Tuesday, September 10, 2019

Looking Back on Coding

Coding interactively is a rather different experience than coding "off line" (as it were), then running source through a compiler, then testing the results.  I learned to appreciate that difference early, as I had FORTRAN and PL/1 in my face even as I was using APL (Kenneth Iverson's) from the terminal.

Given how enamored I was with using an interactive shell, more like Logo's, it stands to reason I would follow the dBase "dot prompt" in the direction of FoxPro, and then Visual FoxPro (VFP), which the language eventually became under Microsoft's dominion.

However, those more well-versed and well-rounded, know it's not either/or, given Python itself is written in C, and extended in C++ and all that.  The joy of running C code interactively is what Python is all about, one could say.  Furthermore, it's somewhat inaccurate to say interactive languages don't feature a compilation step.  We have the bytecode layer, and a virtual machine (such as Java's) to think about.

Be that as it may, I stayed with the more interactive environment, which has more recently evolved into the Notebook environment.  Steve Holden was nudging me to look at those early on, and I did, but just a little.  I've subsequently come to better appreciate their significance, along the lines of that article in Atlantic Monthly.

In addition to an interactive chat-like "dot prompt" or "prompted" environment (now sported by JavaScript thanks to Node, right?), another feature that makes language learning so much easier (in my experience) is something concrete and visual, in your face, to code against.  I'm talking about everything from physical robots to virtual on-screen turtles.  Just having something there in the sandbox to play with, that's palpable, is a big aid to comprehension.

Eventually, we come to see a lot of what we're controlling "inside our heads" (goes the expression) and so may be less dependent on training wheel visuals.  If you're into rendering colorful geometries on screen, or fractals or what not, then "leaving the visualizations behind" is not a goal, let alone much of an option.  Under visualization comes plotting (making plots, charts), so it's not like having colorful, shapely output is that esoteric a fascination.

I think a lot of us will agree that a sea-change occurred with the evolution of the web browser atop the internet, given tcp/ip works inhouse as much as publicly.  Why not make the user GUI an HTML defined experience?  Indeed, that would become the norm, even though the web browser itself is what we'd call a "thick" application.  Given how it spreads to look through almost every API out there, we could call it "thin" (a lot for a little, more with less).

However, a subsequent revolution after that, was the evolution of the smartphone-based app.  The general purpose browser is still there, but the special purpose client-side application is again a driving thing.  I didn't jump into the app business.  I'm not that fascinated by tiny screens.  I stayed with Python, especially teaching it, while gradually moving more into video-casting as a medium.  Given my focus on geometry, it makes sense that I'd gravitate to a "show and tell rectangle" more like a movie theater's.
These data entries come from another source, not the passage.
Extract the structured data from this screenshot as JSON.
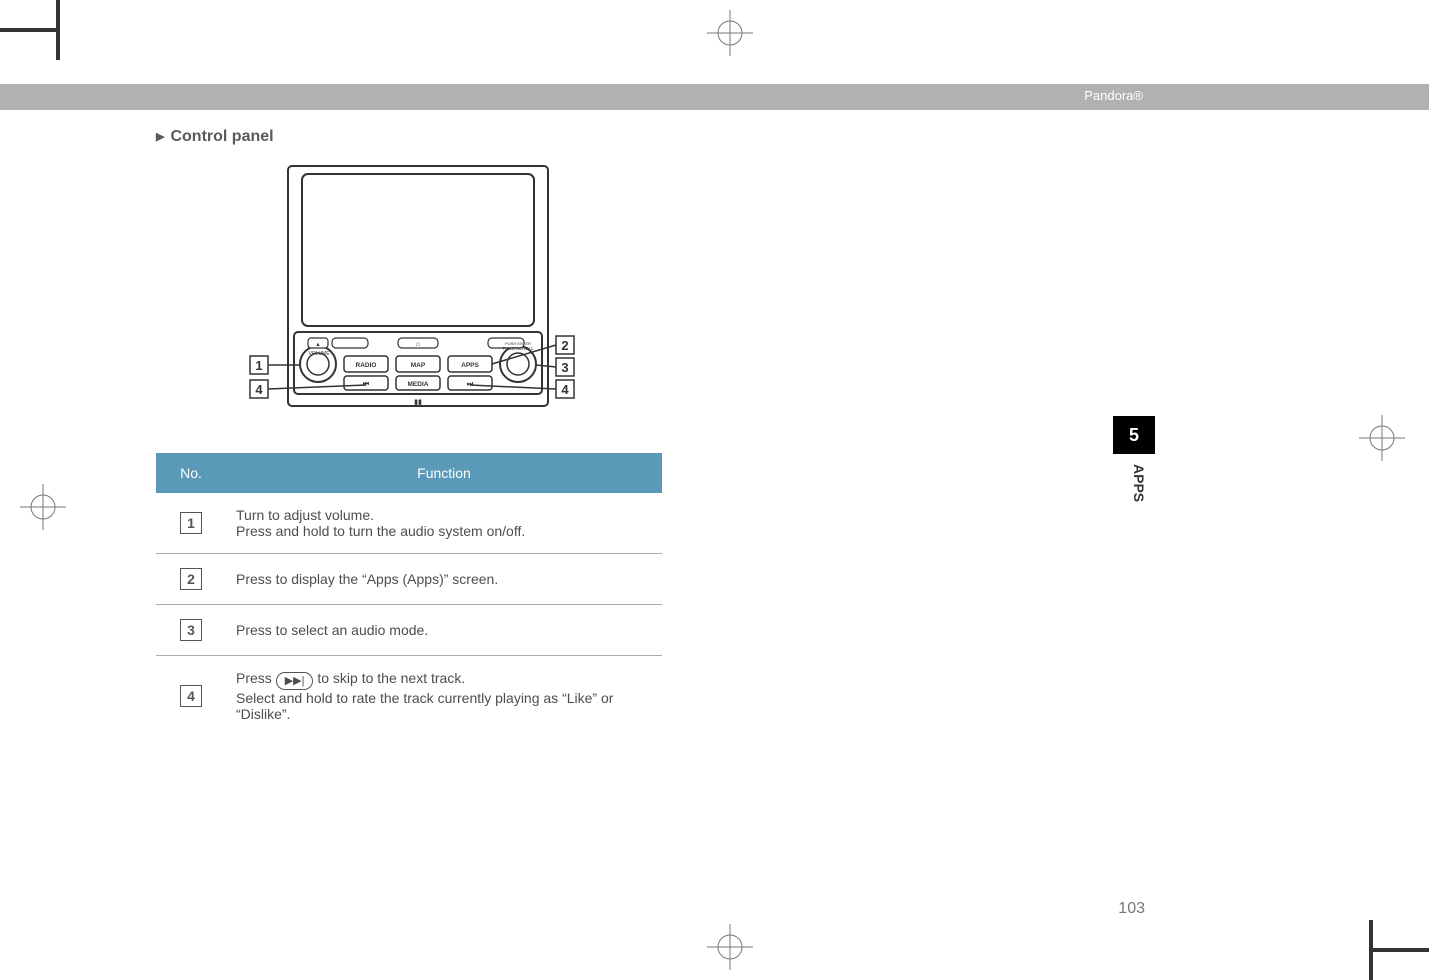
{
  "breadcrumb": "Pandora®",
  "section_title": "Control panel",
  "thumb": {
    "number": "5",
    "label": "APPS"
  },
  "page_number": "103",
  "table": {
    "headers": {
      "no": "No.",
      "func": "Function"
    },
    "rows": [
      {
        "num": "1",
        "func_line1": "Turn to adjust volume.",
        "func_line2": "Press and hold to turn the audio system on/off."
      },
      {
        "num": "2",
        "func_line1": "Press to display the “Apps (Apps)” screen.",
        "func_line2": ""
      },
      {
        "num": "3",
        "func_line1": "Press to select an audio mode.",
        "func_line2": ""
      },
      {
        "num": "4",
        "func_prefix": "Press ",
        "func_btn": "▶▶|",
        "func_after": " to skip to the next track.",
        "func_line2": "Select and hold to rate the track currently playing as “Like” or “Dislike”."
      }
    ]
  },
  "panel_labels": {
    "radio": "RADIO",
    "map": "MAP",
    "apps": "APPS",
    "media": "MEDIA",
    "volume": "VOLUME",
    "tune": "TUNE/SCROLL",
    "push_enter": "PUSH ENTER"
  }
}
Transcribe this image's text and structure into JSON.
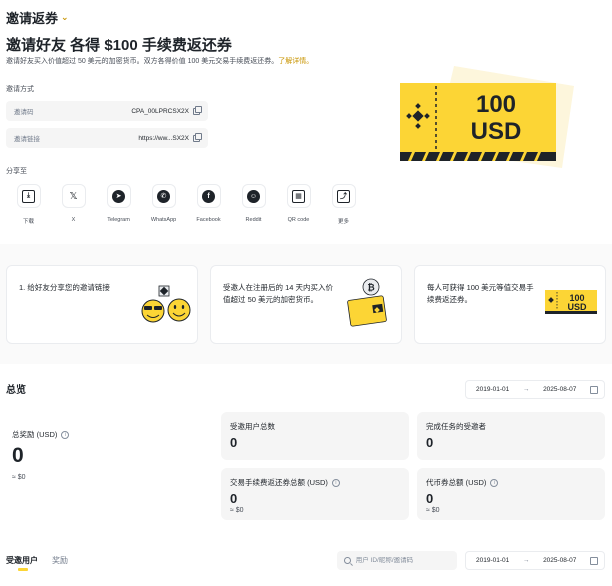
{
  "header": {
    "title": "邀请返券"
  },
  "hero": {
    "title": "邀请好友 各得 $100 手续费返还券",
    "subtitle": "邀请好友买入价值超过 50 美元的加密货币。双方各得价值 100 美元交易手续费返还券。",
    "link": "了解详情。"
  },
  "invite": {
    "section_label": "邀请方式",
    "code_key": "邀请码",
    "code_value": "CPA_00LPRCSX2X",
    "link_key": "邀请链接",
    "link_value": "https://ww...SX2X"
  },
  "share": {
    "label": "分享至",
    "items": [
      {
        "label": "下载",
        "icon": "download-icon",
        "glyph": "⤓"
      },
      {
        "label": "X",
        "icon": "x-icon",
        "glyph": "𝕏"
      },
      {
        "label": "Telegram",
        "icon": "telegram-icon",
        "glyph": "➤"
      },
      {
        "label": "WhatsApp",
        "icon": "whatsapp-icon",
        "glyph": "✆"
      },
      {
        "label": "Facebook",
        "icon": "facebook-icon",
        "glyph": "f"
      },
      {
        "label": "Reddit",
        "icon": "reddit-icon",
        "glyph": "☺"
      },
      {
        "label": "QR code",
        "icon": "qr-code-icon",
        "glyph": "▦"
      },
      {
        "label": "更多",
        "icon": "more-icon",
        "glyph": "⤴"
      }
    ]
  },
  "voucher": {
    "amount": "100",
    "currency": "USD"
  },
  "steps": [
    {
      "text": "1. 给好友分享您的邀请链接"
    },
    {
      "text": "受邀人在注册后的 14 天内买入价值超过 50 美元的加密货币。"
    },
    {
      "text": "每人可获得 100 美元等值交易手续费返还券。"
    }
  ],
  "overview": {
    "title": "总览",
    "date_start": "2019-01-01",
    "date_end": "2025-08-07",
    "date_arrow": "→",
    "total_label": "总奖励 (USD)",
    "total_value": "0",
    "total_sub": "≈ $0",
    "cards": {
      "invited_users": {
        "label": "受邀用户总数",
        "value": "0"
      },
      "completed": {
        "label": "完成任务的受邀者",
        "value": "0"
      },
      "fee_voucher": {
        "label": "交易手续费返还券总额 (USD)",
        "value": "0",
        "sub": "≈ $0"
      },
      "token_voucher": {
        "label": "代币券总额 (USD)",
        "value": "0",
        "sub": "≈ $0"
      }
    }
  },
  "bottom": {
    "tab_invited": "受邀用户",
    "tab_rewards": "奖励",
    "search_placeholder": "用户 ID/昵称/邀请码",
    "date_start": "2019-01-01",
    "date_end": "2025-08-07",
    "date_arrow": "→"
  },
  "colors": {
    "brand_yellow": "#FCD535",
    "accent_gold": "#C99400",
    "text": "#1E2329"
  }
}
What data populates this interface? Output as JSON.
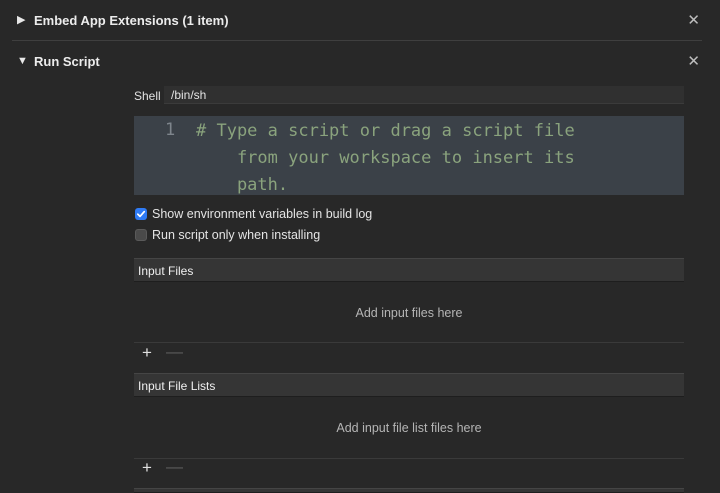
{
  "phases": {
    "embed": {
      "title": "Embed App Extensions (1 item)",
      "disclosure_glyph": "▶",
      "close_glyph": "✕"
    },
    "run_script": {
      "title": "Run Script",
      "disclosure_glyph": "▼",
      "close_glyph": "✕"
    }
  },
  "shell": {
    "label": "Shell",
    "value": "/bin/sh"
  },
  "editor": {
    "line_number": "1",
    "code": "# Type a script or drag a script file\n    from your workspace to insert its\n    path."
  },
  "options": {
    "show_env_label": "Show environment variables in build log",
    "show_env_checked": true,
    "install_only_label": "Run script only when installing",
    "install_only_checked": false
  },
  "input_files": {
    "header": "Input Files",
    "placeholder": "Add input files here",
    "add_glyph": "+",
    "remove_glyph": "—"
  },
  "input_file_lists": {
    "header": "Input File Lists",
    "placeholder": "Add input file list files here",
    "add_glyph": "+",
    "remove_glyph": "—"
  },
  "colors": {
    "background": "#282828",
    "editor_bg": "#3b4148",
    "comment_text": "#8aa37d",
    "checkbox_accent": "#2f7bf5"
  }
}
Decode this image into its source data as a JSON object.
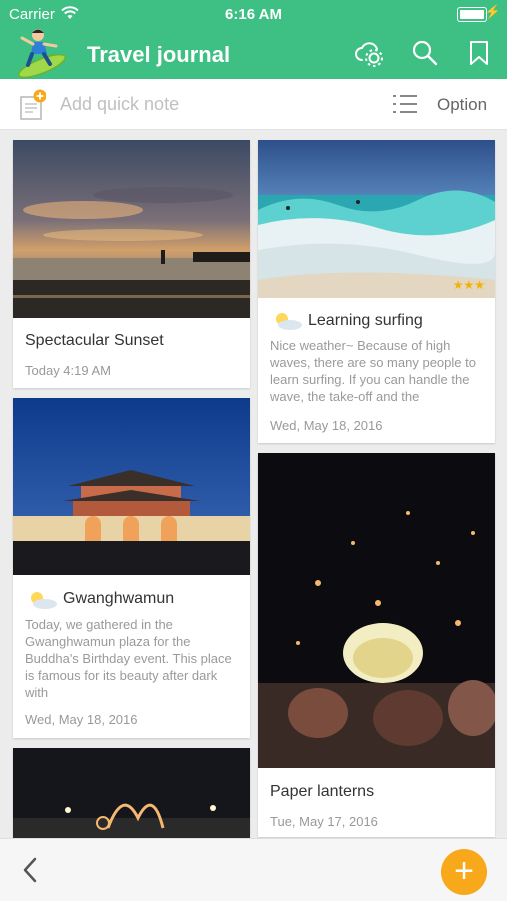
{
  "status_bar": {
    "carrier": "Carrier",
    "time": "6:16 AM"
  },
  "app": {
    "title": "Travel journal"
  },
  "header_icons": [
    "cloud-gear-icon",
    "search-icon",
    "bookmark-icon"
  ],
  "quick_note": {
    "placeholder": "Add quick note",
    "option_label": "Option"
  },
  "entries": [
    {
      "title": "Spectacular Sunset",
      "date": "Today 4:19 AM"
    },
    {
      "title": "Learning surfing",
      "weather": "partly-cloudy-icon",
      "body": "Nice weather~ Because of high waves, there are so many people to learn surfing. If you can handle the wave, the take-off and the",
      "date": "Wed, May 18, 2016",
      "rating": 3,
      "rating_display": "★★★"
    },
    {
      "title": "Gwanghwamun",
      "weather": "partly-cloudy-icon",
      "body": "Today, we gathered in the Gwanghwamun plaza for the Buddha's Birthday event. This place is famous for its beauty after dark with",
      "date": "Wed, May 18, 2016"
    },
    {
      "title": "Paper lanterns",
      "date": "Tue, May 17, 2016"
    },
    {
      "title": "",
      "date": ""
    }
  ],
  "bottom": {
    "add_label": "+"
  },
  "colors": {
    "header": "#3ebf84",
    "fab": "#f8a81b",
    "stars": "#f0b400"
  }
}
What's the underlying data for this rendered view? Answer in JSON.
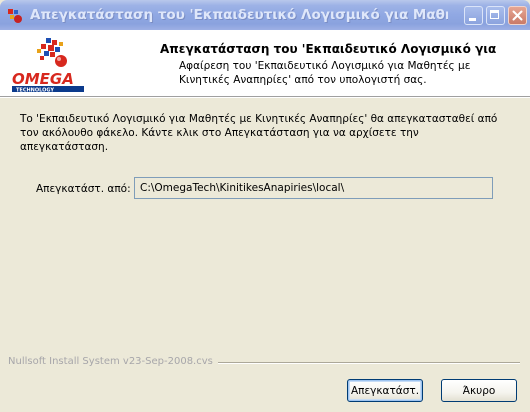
{
  "window": {
    "title": "Απεγκατάσταση του 'Εκπαιδευτικό Λογισμικό για Μαθητές με Κι..."
  },
  "header": {
    "title": "Απεγκατάσταση του 'Εκπαιδευτικό Λογισμικό για",
    "subtitle": "Αφαίρεση του 'Εκπαιδευτικό Λογισμικό για Μαθητές με Κινητικές Αναπηρίες' από τον υπολογιστή σας.",
    "logo_text": "OMEGA",
    "logo_subtext": "TECHNOLOGY"
  },
  "body": {
    "intro": "Το 'Εκπαιδευτικό Λογισμικό για Μαθητές με Κινητικές Αναπηρίες' θα απεγκατασταθεί από τον ακόλουθο φάκελο. Κάντε κλικ στο Απεγκατάσταση για να αρχίσετε την απεγκατάσταση.",
    "dest_label": "Απεγκατάστ. από:",
    "dest_value": "C:\\OmegaTech\\KinitikesAnapiries\\local\\"
  },
  "footer": {
    "branding": "Nullsoft Install System v23-Sep-2008.cvs",
    "uninstall_label": "Απεγκατάστ.",
    "cancel_label": "Άκυρο"
  },
  "colors": {
    "logo_red": "#d7281e",
    "logo_blue": "#0b3a8c",
    "dialog_bg": "#ece9d8"
  },
  "icons": {
    "app": "installer-app-icon",
    "minimize": "minimize-icon",
    "maximize": "maximize-icon",
    "close": "close-icon"
  }
}
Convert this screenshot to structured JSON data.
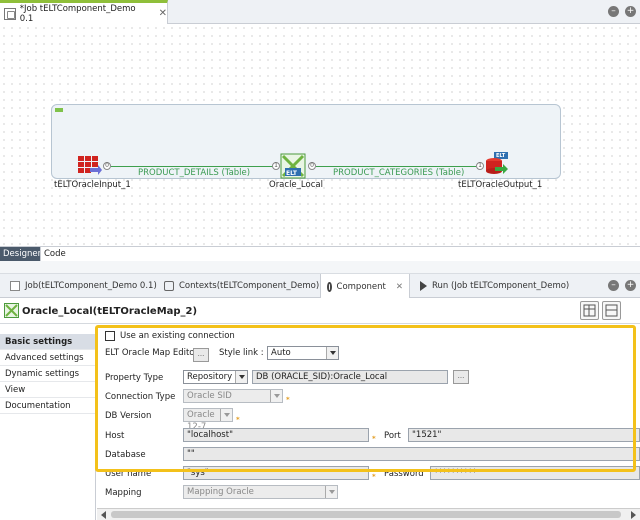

Tuesday, September 03, 2019

On Turing, Coding, and Gender


Thanks to greater STEAM-PATH integration, intersecting on A (for Anthropology), I'm able to segue to and from Engineering and issues around gender, pronouns and stereotyping.

In the School of Tomorrow, you're chugging along in cryptography when, boom, you're looking at white supremacist propaganda or some other flavor Social Darwinism.  We don't shy away from social issues, just because we're focusing on maths.  Who has that luxury?

That being said, when we do buckle down and focus on code, it's against the backdrop of a more relaxed philosophy, meaning we know we're free to think globally, even while coding locally.

The Python community has had to wrestle with Codes of Conduct already, so it's not like we're new at this game.  You may be able to find some public archives wherein we've done some of our processing (search on Python Software Foundation).